Organisations implement privileged access management (PAM) to protect against the threats posed by credential theft and privilege misuse. PAM refers to a comprehensive cybersecurity strategy that comprises people, processes and technology in order to control, monitor, secure and audit all human and non-human privileged identities and activities across an enterprise IT environment.
Sometimes referred to as privileged identity management (PIM), or privileged access security (PAS), PAM is grounded in the principle of least privilege, wherein users only receive the minimum levels of access required to perform their job functions.
The principle of least privilege is widely considered to be a cybersecurity best practice, and is a fundamental step in protecting privileged access to high-value data and assets. By enforcing the principle of least privilege, organisations can reduce the attack surface and mitigate the risk from malicious insiders or external cyber-attacks that can lead to costly data breaches.
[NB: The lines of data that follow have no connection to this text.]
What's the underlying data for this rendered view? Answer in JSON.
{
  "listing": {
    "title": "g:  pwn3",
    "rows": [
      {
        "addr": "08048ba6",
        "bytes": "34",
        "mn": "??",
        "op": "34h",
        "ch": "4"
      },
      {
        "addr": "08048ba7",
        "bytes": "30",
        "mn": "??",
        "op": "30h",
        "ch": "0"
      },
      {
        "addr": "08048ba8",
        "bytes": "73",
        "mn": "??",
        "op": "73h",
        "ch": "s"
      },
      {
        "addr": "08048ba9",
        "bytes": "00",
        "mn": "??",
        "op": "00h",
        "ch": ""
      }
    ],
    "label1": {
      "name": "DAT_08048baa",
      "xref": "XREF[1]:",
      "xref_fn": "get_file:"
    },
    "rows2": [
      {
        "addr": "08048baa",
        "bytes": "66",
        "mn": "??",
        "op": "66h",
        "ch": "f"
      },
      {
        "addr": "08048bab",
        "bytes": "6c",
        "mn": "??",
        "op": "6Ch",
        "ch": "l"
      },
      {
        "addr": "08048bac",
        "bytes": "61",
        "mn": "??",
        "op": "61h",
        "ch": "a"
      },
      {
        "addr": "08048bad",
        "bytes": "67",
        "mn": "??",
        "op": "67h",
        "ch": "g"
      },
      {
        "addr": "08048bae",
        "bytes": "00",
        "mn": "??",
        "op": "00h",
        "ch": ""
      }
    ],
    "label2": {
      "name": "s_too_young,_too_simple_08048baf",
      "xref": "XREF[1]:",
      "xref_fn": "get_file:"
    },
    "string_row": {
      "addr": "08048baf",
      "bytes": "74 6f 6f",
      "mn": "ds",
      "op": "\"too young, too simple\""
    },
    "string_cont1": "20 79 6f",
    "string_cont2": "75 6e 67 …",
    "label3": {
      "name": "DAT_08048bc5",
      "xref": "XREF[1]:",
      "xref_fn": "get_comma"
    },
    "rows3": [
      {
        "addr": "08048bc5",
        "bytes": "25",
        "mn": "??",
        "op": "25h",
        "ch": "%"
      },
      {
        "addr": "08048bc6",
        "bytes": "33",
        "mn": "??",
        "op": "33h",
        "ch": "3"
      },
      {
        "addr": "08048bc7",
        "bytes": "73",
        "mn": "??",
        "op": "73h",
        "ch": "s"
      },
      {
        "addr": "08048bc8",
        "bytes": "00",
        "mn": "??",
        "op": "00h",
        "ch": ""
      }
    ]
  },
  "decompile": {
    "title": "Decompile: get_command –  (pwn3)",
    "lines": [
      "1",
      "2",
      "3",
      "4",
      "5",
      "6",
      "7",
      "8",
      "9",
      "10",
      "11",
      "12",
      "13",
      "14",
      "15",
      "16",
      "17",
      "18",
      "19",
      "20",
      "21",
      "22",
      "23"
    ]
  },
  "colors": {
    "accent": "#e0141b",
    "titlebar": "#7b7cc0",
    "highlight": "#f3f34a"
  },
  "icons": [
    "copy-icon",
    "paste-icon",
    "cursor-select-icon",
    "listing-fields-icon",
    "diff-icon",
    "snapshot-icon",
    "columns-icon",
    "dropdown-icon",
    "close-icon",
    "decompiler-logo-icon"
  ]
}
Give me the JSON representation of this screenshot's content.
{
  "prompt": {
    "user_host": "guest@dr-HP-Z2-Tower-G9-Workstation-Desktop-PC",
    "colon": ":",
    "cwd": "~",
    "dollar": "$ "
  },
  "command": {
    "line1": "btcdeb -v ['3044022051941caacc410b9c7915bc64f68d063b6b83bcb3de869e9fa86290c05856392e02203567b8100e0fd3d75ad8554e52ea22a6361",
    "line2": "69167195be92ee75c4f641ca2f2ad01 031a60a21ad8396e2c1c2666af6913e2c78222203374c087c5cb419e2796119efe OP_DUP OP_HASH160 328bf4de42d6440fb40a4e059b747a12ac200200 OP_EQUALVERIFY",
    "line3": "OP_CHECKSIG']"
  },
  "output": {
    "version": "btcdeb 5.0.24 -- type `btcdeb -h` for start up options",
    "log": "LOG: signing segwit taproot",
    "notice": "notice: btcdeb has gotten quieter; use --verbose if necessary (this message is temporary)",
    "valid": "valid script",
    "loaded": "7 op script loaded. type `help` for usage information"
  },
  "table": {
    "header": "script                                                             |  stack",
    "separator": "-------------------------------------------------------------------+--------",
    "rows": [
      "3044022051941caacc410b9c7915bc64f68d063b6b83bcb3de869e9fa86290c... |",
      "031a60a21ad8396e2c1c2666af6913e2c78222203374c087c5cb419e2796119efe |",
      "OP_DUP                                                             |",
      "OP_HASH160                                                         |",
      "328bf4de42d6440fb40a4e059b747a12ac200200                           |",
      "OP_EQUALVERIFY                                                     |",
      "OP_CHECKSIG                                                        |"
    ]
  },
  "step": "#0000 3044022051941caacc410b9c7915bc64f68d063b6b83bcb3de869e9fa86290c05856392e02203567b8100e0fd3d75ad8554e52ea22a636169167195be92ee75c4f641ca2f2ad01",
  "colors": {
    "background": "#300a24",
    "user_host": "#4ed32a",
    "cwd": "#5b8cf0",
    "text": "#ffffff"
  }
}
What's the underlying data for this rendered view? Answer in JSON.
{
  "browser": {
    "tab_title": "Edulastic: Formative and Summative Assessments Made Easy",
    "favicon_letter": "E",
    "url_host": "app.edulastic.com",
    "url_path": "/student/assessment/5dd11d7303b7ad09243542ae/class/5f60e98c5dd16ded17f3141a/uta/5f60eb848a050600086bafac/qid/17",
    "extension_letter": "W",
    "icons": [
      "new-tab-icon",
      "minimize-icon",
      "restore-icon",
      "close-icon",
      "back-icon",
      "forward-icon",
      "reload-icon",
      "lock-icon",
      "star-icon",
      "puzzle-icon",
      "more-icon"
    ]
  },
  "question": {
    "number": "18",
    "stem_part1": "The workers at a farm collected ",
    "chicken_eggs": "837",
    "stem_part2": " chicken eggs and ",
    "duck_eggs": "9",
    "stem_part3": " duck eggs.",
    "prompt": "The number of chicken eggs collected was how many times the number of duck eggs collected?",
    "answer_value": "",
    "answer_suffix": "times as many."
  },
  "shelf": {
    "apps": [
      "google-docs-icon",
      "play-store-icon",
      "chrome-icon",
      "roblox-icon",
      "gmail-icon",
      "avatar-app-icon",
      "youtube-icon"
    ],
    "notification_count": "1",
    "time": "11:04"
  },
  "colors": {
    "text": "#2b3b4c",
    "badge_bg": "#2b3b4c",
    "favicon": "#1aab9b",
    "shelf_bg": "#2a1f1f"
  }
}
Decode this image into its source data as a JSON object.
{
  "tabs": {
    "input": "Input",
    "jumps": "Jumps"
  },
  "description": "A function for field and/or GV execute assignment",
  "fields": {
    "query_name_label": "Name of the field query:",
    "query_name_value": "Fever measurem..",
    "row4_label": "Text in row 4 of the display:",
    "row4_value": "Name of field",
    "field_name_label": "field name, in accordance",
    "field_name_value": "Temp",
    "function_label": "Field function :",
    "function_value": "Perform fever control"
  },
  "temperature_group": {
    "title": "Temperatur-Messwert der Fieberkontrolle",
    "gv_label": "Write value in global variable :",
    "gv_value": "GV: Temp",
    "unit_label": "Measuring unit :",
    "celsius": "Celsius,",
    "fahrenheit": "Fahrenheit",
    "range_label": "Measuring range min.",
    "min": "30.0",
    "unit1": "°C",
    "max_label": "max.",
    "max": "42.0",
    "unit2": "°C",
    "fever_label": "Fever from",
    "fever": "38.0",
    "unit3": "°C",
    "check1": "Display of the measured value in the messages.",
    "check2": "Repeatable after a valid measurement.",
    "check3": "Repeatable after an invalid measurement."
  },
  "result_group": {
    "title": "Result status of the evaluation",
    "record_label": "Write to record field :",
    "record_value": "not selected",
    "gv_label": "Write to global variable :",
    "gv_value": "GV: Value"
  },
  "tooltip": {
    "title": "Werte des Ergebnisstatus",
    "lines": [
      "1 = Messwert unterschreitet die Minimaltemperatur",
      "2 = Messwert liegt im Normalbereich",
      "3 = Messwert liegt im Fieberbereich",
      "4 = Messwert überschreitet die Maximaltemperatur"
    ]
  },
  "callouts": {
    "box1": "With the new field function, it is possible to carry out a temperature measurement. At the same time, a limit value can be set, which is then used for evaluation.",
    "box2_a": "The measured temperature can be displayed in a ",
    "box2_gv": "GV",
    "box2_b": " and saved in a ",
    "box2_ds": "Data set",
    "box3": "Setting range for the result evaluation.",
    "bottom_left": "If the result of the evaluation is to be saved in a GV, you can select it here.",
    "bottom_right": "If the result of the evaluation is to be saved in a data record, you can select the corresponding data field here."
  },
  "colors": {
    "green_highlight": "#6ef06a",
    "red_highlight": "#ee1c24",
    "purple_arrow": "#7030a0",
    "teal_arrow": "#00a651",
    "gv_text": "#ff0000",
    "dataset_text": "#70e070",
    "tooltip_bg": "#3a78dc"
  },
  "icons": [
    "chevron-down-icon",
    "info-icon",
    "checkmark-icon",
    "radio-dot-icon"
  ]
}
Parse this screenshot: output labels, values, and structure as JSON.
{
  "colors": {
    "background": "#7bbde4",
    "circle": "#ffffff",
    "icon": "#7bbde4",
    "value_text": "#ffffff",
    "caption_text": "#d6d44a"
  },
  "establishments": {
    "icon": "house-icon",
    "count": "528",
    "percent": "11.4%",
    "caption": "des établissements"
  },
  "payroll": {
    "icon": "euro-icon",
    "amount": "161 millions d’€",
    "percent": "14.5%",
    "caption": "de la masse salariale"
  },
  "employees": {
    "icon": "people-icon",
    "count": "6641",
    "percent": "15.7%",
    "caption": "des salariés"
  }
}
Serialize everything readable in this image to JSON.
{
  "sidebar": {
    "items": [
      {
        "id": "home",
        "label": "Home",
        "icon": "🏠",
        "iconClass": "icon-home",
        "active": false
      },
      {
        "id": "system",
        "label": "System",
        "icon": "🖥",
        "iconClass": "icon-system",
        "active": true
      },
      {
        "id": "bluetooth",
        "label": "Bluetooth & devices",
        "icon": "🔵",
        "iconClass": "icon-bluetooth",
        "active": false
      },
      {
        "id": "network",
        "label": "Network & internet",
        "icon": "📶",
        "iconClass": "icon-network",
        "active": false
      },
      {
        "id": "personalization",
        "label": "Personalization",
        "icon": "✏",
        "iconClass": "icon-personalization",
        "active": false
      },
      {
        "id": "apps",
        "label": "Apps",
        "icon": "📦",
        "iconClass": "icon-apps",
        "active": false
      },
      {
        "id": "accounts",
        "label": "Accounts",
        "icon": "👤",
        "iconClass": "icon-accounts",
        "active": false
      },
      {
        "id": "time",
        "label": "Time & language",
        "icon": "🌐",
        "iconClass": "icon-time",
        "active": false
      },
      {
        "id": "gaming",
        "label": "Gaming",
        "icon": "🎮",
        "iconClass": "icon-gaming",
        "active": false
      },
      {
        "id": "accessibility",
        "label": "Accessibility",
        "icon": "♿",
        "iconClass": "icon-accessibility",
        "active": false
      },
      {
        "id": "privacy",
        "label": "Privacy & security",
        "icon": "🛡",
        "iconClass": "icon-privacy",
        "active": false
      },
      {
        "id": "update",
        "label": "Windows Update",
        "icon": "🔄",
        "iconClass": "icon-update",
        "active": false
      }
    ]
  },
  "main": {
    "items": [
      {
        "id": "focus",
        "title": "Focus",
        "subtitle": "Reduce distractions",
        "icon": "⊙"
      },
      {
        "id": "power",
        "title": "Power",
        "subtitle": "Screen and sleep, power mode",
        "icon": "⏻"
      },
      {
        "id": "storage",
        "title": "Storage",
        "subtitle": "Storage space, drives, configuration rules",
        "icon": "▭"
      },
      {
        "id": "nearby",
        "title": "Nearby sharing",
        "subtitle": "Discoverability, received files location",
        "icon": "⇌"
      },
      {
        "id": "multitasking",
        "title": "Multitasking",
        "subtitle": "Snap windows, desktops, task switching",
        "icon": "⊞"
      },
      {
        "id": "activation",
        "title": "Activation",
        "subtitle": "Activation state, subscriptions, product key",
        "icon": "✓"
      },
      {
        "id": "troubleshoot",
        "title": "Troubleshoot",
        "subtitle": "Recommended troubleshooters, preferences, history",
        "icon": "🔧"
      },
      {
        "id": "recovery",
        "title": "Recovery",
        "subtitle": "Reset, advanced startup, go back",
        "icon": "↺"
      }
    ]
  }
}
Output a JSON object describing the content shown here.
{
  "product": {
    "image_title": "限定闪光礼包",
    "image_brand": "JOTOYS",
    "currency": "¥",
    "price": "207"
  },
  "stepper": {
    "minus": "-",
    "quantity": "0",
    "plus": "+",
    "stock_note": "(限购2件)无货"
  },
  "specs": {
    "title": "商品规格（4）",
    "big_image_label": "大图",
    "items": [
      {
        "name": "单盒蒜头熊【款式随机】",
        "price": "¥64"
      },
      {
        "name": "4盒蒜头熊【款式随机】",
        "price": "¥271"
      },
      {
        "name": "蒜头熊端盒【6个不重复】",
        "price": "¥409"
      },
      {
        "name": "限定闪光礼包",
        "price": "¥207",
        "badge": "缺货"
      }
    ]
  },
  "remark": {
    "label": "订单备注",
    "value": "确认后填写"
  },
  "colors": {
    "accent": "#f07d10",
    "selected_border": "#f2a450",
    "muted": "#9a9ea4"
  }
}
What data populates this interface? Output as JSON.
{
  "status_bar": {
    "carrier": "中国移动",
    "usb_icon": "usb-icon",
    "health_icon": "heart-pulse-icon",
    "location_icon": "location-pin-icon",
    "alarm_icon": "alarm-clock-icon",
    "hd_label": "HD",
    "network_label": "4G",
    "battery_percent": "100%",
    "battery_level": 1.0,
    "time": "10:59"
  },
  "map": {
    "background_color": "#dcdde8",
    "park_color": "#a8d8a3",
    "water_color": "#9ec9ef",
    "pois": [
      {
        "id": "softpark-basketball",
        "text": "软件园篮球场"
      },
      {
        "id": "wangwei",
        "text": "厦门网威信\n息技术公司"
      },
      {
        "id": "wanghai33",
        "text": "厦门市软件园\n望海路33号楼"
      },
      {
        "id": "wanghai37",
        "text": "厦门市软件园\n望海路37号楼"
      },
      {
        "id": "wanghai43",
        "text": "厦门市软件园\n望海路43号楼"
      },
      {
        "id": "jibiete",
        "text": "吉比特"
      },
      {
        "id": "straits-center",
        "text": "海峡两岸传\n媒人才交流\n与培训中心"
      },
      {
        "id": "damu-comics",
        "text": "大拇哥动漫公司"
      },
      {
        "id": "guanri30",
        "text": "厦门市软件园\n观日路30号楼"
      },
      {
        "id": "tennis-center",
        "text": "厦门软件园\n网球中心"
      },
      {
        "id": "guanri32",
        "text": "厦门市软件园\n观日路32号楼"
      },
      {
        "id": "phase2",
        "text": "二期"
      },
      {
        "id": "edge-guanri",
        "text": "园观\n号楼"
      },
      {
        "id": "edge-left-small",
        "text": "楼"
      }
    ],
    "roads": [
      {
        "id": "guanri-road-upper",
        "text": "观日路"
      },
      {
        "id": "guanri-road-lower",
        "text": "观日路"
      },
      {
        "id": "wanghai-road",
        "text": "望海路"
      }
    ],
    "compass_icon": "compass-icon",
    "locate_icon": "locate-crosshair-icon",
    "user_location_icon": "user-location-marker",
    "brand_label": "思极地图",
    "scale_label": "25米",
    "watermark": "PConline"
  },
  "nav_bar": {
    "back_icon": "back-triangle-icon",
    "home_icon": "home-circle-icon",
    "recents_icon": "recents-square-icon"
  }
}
Privileged access can be associated with human users as well as non-human users such as applications and machine identities.
Privileged accounts, credentials and secrets exist everywhere: it is estimated that they typically outnumber employees by three to four times. In modern business environments, the privilege-related attack surface is growing as fast as systems, applications, machine-to-machine accounts, cloud and hybrid environments, DevOps, robotic process automation and IoT devices become increasingly interconnected.
Attackers know this and target privileged access. Today, nearly 100% of advanced attacks rely on the exploitation of privileged credentials to reach a target's most sensitive data, applications, and infrastructure. If abused, privileged access has the power to disrupt business.
Over the past decade, there has been numerous security breached linked to privileged access abuse. From Yahoo!, the massive breach at the U.S. Office of Personnel Management, the attack on Ukraine's power grid, the Bangladesh Bank breach and even the highly publicised Uber breach - the common denominator in each attack was that privileged credentials were exploited and used to plan, co-ordinate, and execute cyber-attacks.
Organisations face several challenges protecting, controlling and monitoring privileged access, including:
Humans are your weakest link. From internal privileged users abusing their levels of access, or external cyber-attackers targeting and stealing privileges to operate stealthily as "privileged insiders", humans are always the weakest link in the cybersecurity chain.
Privileged access management helps organisations ensure that people have only the necessary levels of access to do their jobs. PAM also enables security teams to identify malicious activities linked to privilege abuse, allowing swift action to be taken to remediate risk.
In digital business, privileges are everywhere. Systems must be able to access and communicate with each other to work together. As organisations embrace cloud, DevOps, robotic process automation, IoT and more, the number of machines and applications that require privileged access has surged and the attack surface has grown.
These non-human entities vastly outnumber the people in a typical organisation and are harder to monitor and manage - or even identify at all. Commercial-off-the-shelf (COTS) apps usually require access to various parts of the network, which attackers can exploit. A strong privileged access management strategy accounts for privileges no matter where they "live", whether on-premises, in the cloud or in-hybrid environments, detecting anomalous activities as they occur.
Cyber-attackers target endpoints and workstations. In an enterprise, every single endpoint (laptop, smartphone, tablet, desktop, server, etc.) contains privilege by default. Built-in administrator accounts enable IT teams to fix issues locally, but they also introduce great risk.
Attackers can exploit admin accounts, then jump from workstation-to-workstation, steal additional credentials, elevate privileges, and move laterally through the network until they reach what they're looking for. A proactive PAM program should account for the comprehensive removal of local administrative rights on workstations to reduce risk.
PAM is critical for achieving compliance. The ability to monitor and detect suspicious events in an environment is very important, but without a clear focus on what presents the most amount of risk, the business will remain vulnerable.
Implementing PAM as part of a comprehensive security and risk management strategy enables organisations to record and log all of activities that relate to critical IT infrastructure and sensitive information - helping them simplify audit and compliance requirements.
Organisations that prioritise PAM programs as part of their larger cybersecurity strategy can experience a number of organisational benefits, such as mitigating security risks and reducing the overall cyber-attack surface, reducing operational costs and complexity, enhancing visibility and situational awareness across the enterprise and improving regulatory compliance.
The following steps provide a framework to establish essential PAM controls to strengthen an organisation's security posture. Implementing a program that leverages these steps can help organisations achieve greater risk reduction in less time, protect their brand reputation and help satisfy security and regulatory objectives, with fewer internal resources.
SysGroup partner with CyberArk, the leading PAM vendor. We have a range of solutions that can help you manage your privileged accounts. Get in touch to discuss options.